[ENTRIES SHOWN — start]
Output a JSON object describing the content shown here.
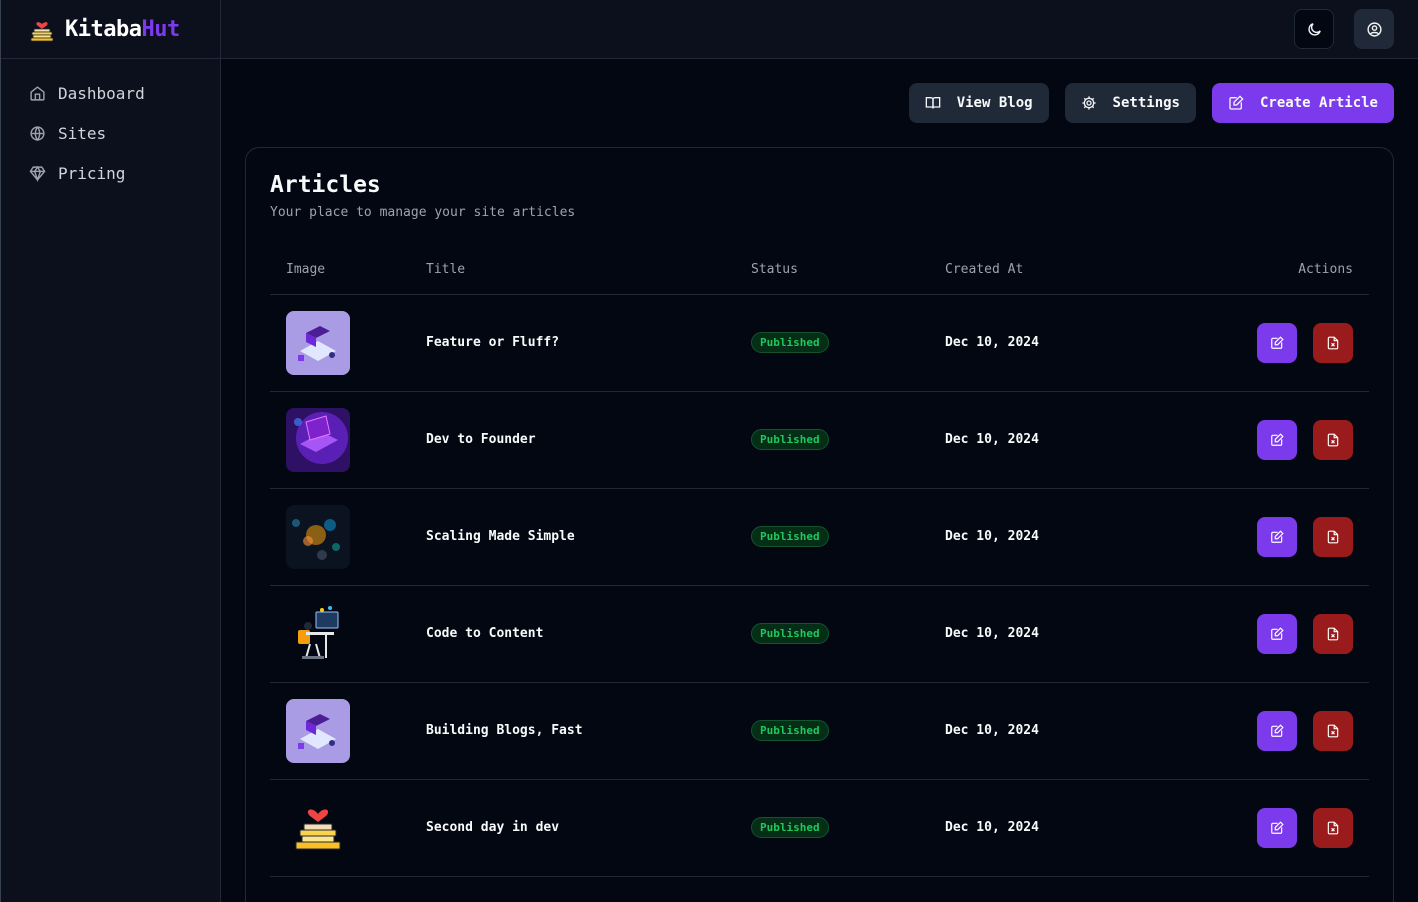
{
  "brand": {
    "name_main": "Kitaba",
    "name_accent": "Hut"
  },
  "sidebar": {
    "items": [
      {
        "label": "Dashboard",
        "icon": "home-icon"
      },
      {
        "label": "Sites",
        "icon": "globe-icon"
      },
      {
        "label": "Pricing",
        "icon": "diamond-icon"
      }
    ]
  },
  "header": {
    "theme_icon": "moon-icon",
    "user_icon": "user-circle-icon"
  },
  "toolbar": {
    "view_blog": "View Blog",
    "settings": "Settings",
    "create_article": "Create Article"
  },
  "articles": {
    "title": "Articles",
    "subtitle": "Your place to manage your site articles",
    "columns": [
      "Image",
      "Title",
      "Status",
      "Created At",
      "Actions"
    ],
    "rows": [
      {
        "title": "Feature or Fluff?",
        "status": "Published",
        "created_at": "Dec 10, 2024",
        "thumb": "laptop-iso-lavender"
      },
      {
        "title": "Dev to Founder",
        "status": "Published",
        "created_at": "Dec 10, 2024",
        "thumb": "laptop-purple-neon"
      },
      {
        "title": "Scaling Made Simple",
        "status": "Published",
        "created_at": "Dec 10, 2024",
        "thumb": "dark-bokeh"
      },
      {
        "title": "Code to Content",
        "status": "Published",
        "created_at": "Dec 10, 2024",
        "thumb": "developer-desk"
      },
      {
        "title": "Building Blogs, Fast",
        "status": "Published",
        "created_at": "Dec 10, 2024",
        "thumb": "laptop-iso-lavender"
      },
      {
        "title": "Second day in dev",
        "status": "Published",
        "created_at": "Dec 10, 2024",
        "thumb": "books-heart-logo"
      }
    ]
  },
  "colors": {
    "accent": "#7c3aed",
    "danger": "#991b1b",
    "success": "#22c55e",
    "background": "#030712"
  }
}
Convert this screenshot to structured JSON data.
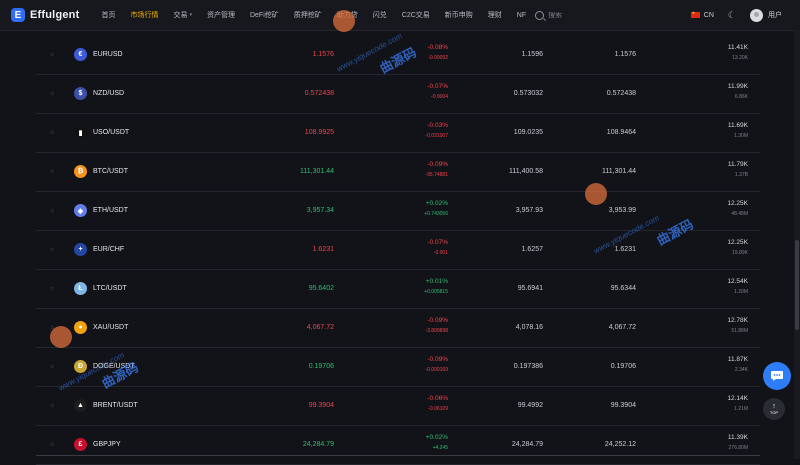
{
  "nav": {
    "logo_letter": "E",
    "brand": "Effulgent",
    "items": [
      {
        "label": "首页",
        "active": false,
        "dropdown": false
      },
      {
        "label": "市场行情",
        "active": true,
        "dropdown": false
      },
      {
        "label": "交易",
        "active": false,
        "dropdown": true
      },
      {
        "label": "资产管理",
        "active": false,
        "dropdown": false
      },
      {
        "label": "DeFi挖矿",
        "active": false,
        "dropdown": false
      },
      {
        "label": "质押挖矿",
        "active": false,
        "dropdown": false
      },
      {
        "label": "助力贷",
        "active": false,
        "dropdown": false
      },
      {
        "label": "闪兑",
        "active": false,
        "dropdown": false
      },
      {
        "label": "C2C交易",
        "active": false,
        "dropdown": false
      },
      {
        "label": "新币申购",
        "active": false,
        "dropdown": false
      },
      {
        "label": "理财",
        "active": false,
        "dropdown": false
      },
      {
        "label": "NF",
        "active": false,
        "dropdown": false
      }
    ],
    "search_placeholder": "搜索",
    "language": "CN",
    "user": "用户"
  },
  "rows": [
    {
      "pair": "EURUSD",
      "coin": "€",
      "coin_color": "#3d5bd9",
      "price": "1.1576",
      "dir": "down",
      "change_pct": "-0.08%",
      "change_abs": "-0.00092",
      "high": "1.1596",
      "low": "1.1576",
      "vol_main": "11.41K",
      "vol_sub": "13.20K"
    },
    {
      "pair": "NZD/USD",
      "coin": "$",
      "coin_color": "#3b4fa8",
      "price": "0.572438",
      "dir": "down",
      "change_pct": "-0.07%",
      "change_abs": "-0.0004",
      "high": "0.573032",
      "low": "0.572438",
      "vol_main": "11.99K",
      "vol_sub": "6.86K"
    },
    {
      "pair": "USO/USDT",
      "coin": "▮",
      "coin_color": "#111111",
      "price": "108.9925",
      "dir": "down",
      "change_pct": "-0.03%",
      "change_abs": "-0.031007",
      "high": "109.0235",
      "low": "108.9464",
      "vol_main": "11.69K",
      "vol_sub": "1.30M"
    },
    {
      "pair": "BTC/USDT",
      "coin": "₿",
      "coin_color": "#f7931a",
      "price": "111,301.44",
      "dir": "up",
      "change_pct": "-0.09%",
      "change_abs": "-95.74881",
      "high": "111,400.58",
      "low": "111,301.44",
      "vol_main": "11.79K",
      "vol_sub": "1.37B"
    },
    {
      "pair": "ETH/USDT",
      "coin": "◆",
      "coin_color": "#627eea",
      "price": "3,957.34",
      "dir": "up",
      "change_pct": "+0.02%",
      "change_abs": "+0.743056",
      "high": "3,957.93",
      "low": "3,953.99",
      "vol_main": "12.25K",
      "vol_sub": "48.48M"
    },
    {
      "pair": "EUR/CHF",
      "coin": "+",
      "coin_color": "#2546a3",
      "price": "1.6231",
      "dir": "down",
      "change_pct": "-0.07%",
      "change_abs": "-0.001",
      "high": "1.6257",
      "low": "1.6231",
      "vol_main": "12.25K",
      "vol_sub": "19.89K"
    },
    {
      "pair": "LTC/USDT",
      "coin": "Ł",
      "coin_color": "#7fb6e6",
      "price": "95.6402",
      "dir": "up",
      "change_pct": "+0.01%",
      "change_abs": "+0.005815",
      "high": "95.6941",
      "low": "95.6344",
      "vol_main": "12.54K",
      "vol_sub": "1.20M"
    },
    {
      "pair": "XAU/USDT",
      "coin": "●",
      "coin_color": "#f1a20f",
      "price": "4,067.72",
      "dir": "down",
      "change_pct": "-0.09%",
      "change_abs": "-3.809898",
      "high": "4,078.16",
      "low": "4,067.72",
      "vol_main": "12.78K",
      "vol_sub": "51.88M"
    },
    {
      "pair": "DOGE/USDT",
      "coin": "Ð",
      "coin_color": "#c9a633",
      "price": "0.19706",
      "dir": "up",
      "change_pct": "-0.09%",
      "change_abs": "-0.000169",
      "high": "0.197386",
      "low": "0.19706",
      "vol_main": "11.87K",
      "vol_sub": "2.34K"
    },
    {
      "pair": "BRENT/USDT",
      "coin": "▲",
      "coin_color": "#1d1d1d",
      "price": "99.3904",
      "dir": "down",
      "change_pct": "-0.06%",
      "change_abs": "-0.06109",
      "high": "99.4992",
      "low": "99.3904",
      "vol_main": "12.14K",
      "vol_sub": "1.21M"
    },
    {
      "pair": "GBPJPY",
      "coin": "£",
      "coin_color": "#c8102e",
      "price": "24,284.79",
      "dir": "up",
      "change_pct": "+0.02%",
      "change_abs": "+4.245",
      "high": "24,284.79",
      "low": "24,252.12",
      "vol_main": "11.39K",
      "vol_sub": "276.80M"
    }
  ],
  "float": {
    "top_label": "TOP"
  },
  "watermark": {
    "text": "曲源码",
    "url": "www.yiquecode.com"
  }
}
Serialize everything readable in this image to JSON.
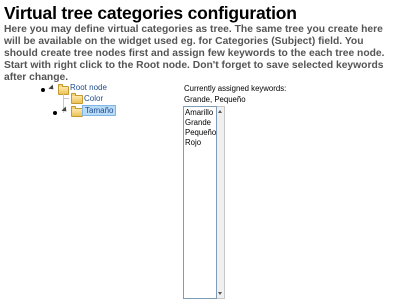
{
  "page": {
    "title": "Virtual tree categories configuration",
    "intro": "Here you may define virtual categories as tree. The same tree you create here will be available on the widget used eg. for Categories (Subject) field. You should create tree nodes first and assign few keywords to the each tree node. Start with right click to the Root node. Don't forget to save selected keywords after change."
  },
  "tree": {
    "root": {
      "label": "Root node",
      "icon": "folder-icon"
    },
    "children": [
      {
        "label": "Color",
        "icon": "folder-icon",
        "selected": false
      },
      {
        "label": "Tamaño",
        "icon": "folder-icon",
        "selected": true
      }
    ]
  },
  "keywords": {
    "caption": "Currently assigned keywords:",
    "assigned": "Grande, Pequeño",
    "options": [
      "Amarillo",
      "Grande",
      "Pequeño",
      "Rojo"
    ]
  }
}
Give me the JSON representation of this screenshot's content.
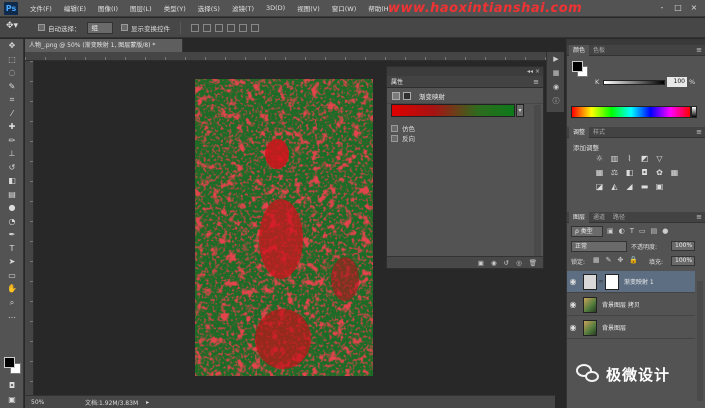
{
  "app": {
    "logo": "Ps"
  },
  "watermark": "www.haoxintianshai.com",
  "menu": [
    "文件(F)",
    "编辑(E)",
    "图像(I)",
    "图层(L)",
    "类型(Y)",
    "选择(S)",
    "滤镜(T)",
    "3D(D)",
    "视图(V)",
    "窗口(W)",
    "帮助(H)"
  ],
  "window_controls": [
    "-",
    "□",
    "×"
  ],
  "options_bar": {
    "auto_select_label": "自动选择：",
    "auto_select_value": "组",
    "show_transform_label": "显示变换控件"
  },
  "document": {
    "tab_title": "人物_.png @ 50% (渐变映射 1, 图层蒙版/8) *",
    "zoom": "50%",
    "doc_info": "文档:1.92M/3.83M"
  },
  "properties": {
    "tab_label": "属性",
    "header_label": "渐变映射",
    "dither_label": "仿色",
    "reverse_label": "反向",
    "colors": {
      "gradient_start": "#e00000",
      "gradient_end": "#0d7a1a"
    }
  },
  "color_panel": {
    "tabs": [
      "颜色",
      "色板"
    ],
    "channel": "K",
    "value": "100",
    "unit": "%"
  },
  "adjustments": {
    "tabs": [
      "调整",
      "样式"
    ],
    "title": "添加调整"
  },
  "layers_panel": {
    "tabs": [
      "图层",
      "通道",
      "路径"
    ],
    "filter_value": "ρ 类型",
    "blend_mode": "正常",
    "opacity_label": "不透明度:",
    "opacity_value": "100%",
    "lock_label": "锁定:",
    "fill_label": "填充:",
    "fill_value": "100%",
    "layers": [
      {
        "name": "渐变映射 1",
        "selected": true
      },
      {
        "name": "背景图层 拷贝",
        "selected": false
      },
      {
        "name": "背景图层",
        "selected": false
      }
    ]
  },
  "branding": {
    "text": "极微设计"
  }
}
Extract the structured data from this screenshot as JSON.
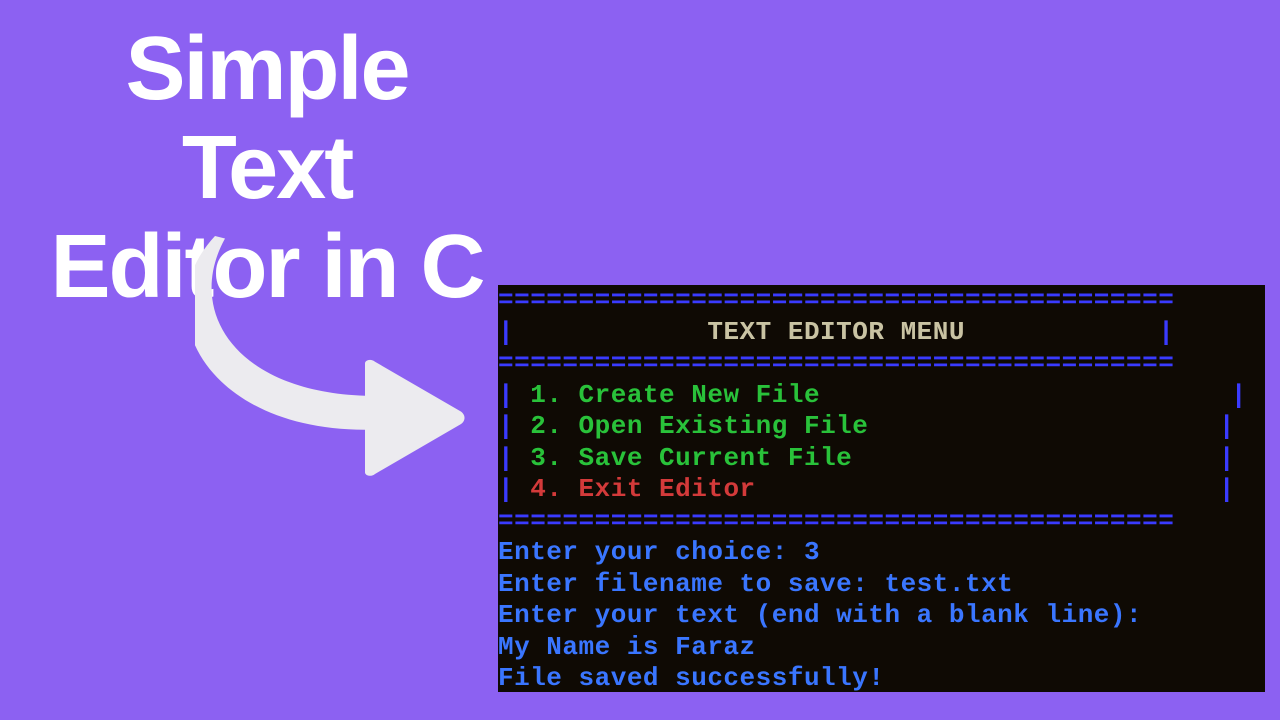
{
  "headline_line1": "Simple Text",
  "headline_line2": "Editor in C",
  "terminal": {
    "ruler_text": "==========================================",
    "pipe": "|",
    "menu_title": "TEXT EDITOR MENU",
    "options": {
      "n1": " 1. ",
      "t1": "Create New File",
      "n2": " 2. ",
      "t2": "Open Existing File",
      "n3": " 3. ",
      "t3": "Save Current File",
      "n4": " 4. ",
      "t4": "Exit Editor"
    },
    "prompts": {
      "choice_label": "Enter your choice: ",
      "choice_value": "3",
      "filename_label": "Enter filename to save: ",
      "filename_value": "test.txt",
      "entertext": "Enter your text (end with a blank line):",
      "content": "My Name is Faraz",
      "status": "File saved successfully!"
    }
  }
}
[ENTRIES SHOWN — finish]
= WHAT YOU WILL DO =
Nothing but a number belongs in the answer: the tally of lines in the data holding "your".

= OUTPUT FOR THIS EXERCISE =
3